Next hide. This was a good one. There was a couple in there already scanning. Pied WagtailsBlack-headed Gulls, a Mallard, a couple of Moorhens… and then I heard what I first thought was a slightly off Common Sandpiper, something moved on a post across the lagoon. I got my scope on it. KINGFISHER! You people further south have to bare in mind we don’t get so many Kingfishers, and everybody needs to know that that’s my second Kingfisher, my gran’s first which I was desperately trying to find for her, and it was a year tick which I’d also desperately been looking for. I pointed it out to everyone in the hide and we enjoyed watching him/her fish successfully and then depart.


As I was trying to get a Garganey out of a female Teal, the couple spotted a Water Rail skulking in the reeds on the other side of the lagoon. I got on to it but it disappeared in typical Water Rail fashion, so my gran didn’t get to see it, but she was very happy with the Kingfisher. That Water Rail was a British and Irish tick for me which was very nice and I thanked them for calling it out.

We headed home after that, no Red Squirrels on the way back but 4 Ravens in a field by the main road was very nice, plus the usual Buzzards over the hills.  Tomorrow we were considering going to RSPB Black Devon which isn’t fully fenced and pathed and signposted yet, so I think I’ll suggest to go back to Loch Leven where I might get to year tick Pintail… I fear there’s no hope for Wood Warbler on my year list unless I follow them to Africa! Dollar Glen or the woods around Castle Campbell (might both be the same place, I’m not sure) are a good place to go in the breeding season for woodland species. Wood Warbler, Pied Flycatcher, Jays, Green Woodpeckers, Redstarts, Spotted Flycatchers all nest, quite a nice selection there!
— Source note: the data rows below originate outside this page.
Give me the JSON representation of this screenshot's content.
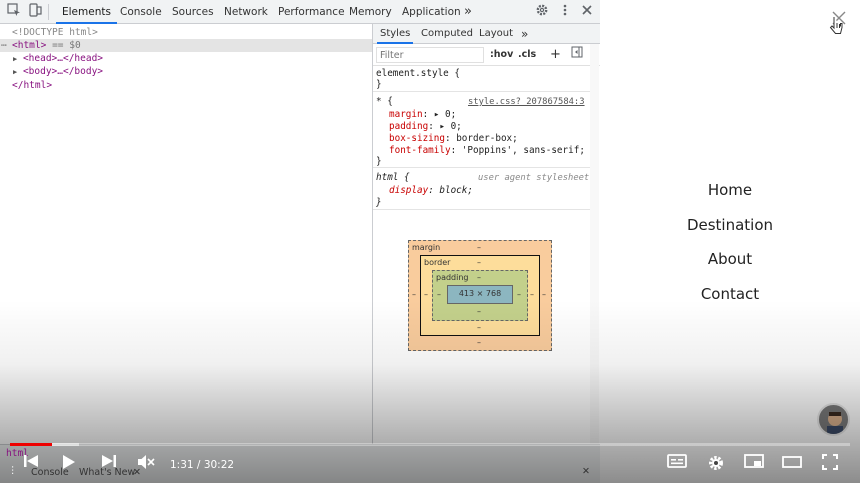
{
  "devtools": {
    "tabs": [
      "Elements",
      "Console",
      "Sources",
      "Network",
      "Performance",
      "Memory",
      "Application"
    ],
    "active_tab": "Elements",
    "more_tabs_glyph": "»",
    "elements": {
      "doctype": "<!DOCTYPE html>",
      "html_open": "<html>",
      "selected_marker": "== $0",
      "head": "<head>…</head>",
      "body": "<body>…</body>",
      "html_close": "</html>"
    },
    "styles": {
      "tabs": [
        "Styles",
        "Computed",
        "Layout"
      ],
      "more_glyph": "»",
      "filter_placeholder": "Filter",
      "hov": ":hov",
      "cls": ".cls",
      "add_glyph": "+",
      "element_style_selector": "element.style {",
      "element_style_close": "}",
      "universal_selector": "* {",
      "universal_source": "style.css?_207867584:3",
      "universal_props": [
        {
          "name": "margin",
          "sep": ": ▸ ",
          "value": "0;"
        },
        {
          "name": "padding",
          "sep": ": ▸ ",
          "value": "0;"
        },
        {
          "name": "box-sizing",
          "sep": ": ",
          "value": "border-box;"
        },
        {
          "name": "font-family",
          "sep": ": ",
          "value": "'Poppins', sans-serif;"
        }
      ],
      "universal_close": "}",
      "html_selector": "html {",
      "ua_note": "user agent stylesheet",
      "html_prop_name": "display",
      "html_prop_value": "block;",
      "html_close": "}"
    },
    "box_model": {
      "margin_label": "margin",
      "border_label": "border",
      "padding_label": "padding",
      "dash": "–",
      "content_size": "413 × 768",
      "colors": {
        "margin": "#f9cc9d",
        "border": "#fddd9b",
        "padding": "#c3d08b",
        "content": "#8cb6c0"
      }
    },
    "breadcrumb": "html",
    "drawer": {
      "tabs": [
        "Console",
        "What's New"
      ]
    }
  },
  "webpage": {
    "nav": [
      "Home",
      "Destination",
      "About",
      "Contact"
    ]
  },
  "player": {
    "time_current": "1:31",
    "time_total": "30:22",
    "time_sep": " / ",
    "played": 0.05,
    "loaded": 0.082,
    "colors": {
      "played": "#ee0000"
    }
  }
}
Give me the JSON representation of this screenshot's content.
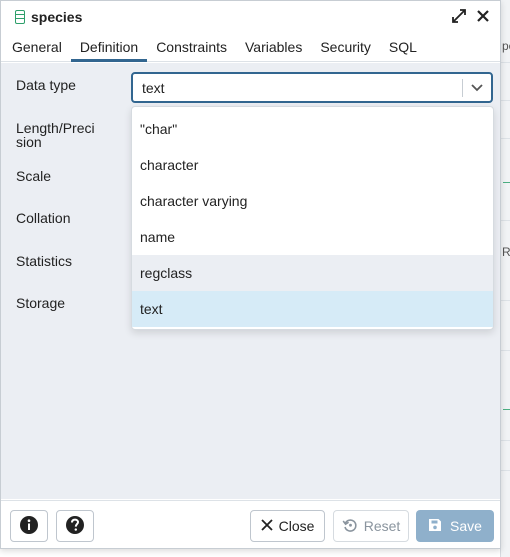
{
  "dialog": {
    "title": "species",
    "title_icon": "table-icon",
    "maximize_icon": "expand-icon",
    "close_icon": "close-icon"
  },
  "tabs": [
    {
      "label": "General",
      "active": false
    },
    {
      "label": "Definition",
      "active": true
    },
    {
      "label": "Constraints",
      "active": false
    },
    {
      "label": "Variables",
      "active": false
    },
    {
      "label": "Security",
      "active": false
    },
    {
      "label": "SQL",
      "active": false
    }
  ],
  "form": {
    "data_type_label": "Data type",
    "length_label": "Length/Preci sion",
    "scale_label": "Scale",
    "collation_label": "Collation",
    "statistics_label": "Statistics",
    "storage_label": "Storage",
    "data_type_value": "text"
  },
  "dropdown": {
    "options": [
      "\"char\"",
      "character",
      "character varying",
      "name",
      "regclass",
      "text"
    ],
    "hovered": "regclass",
    "selected": "text"
  },
  "footer": {
    "info_icon": "info-icon",
    "help_icon": "help-icon",
    "close_label": "Close",
    "reset_label": "Reset",
    "save_label": "Save"
  },
  "background": {
    "fragment_top": "pe",
    "fragment_mid": "Re"
  },
  "colors": {
    "accent": "#326690",
    "table_icon": "#2e9f6b",
    "body_bg": "#ebeef3",
    "selected_option_bg": "#d6ebf7",
    "save_button_bg": "#8fb0cb"
  }
}
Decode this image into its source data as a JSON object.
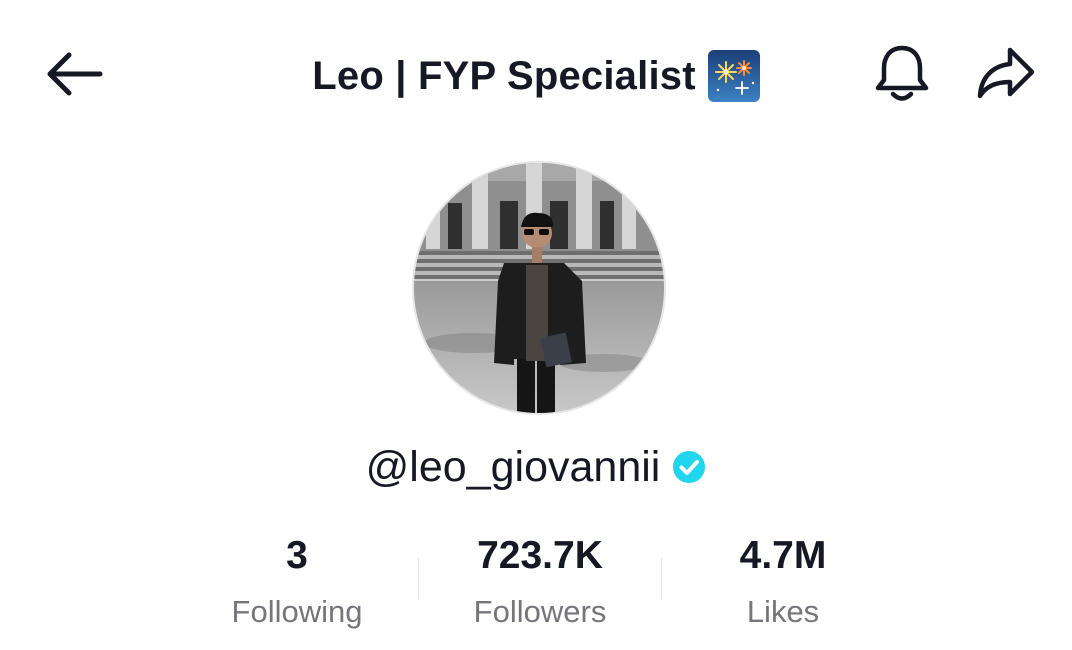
{
  "header": {
    "title": "Leo | FYP Specialist",
    "title_emoji": "fireworks-icon",
    "back_icon": "arrow-left-icon",
    "notification_icon": "bell-icon",
    "share_icon": "share-arrow-icon"
  },
  "profile": {
    "username": "@leo_giovannii",
    "verified_icon": "verified-badge-icon",
    "verified_color": "#20d5ec",
    "avatar_icon": "profile-photo"
  },
  "stats": [
    {
      "value": "3",
      "label": "Following"
    },
    {
      "value": "723.7K",
      "label": "Followers"
    },
    {
      "value": "4.7M",
      "label": "Likes"
    }
  ]
}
Anyway, I best be off to bed if I’m going to go out tomorrow morning for a quick wander, maybe get in some more finch call practice, or get the Green Woodpeckers…

A Change of Scenery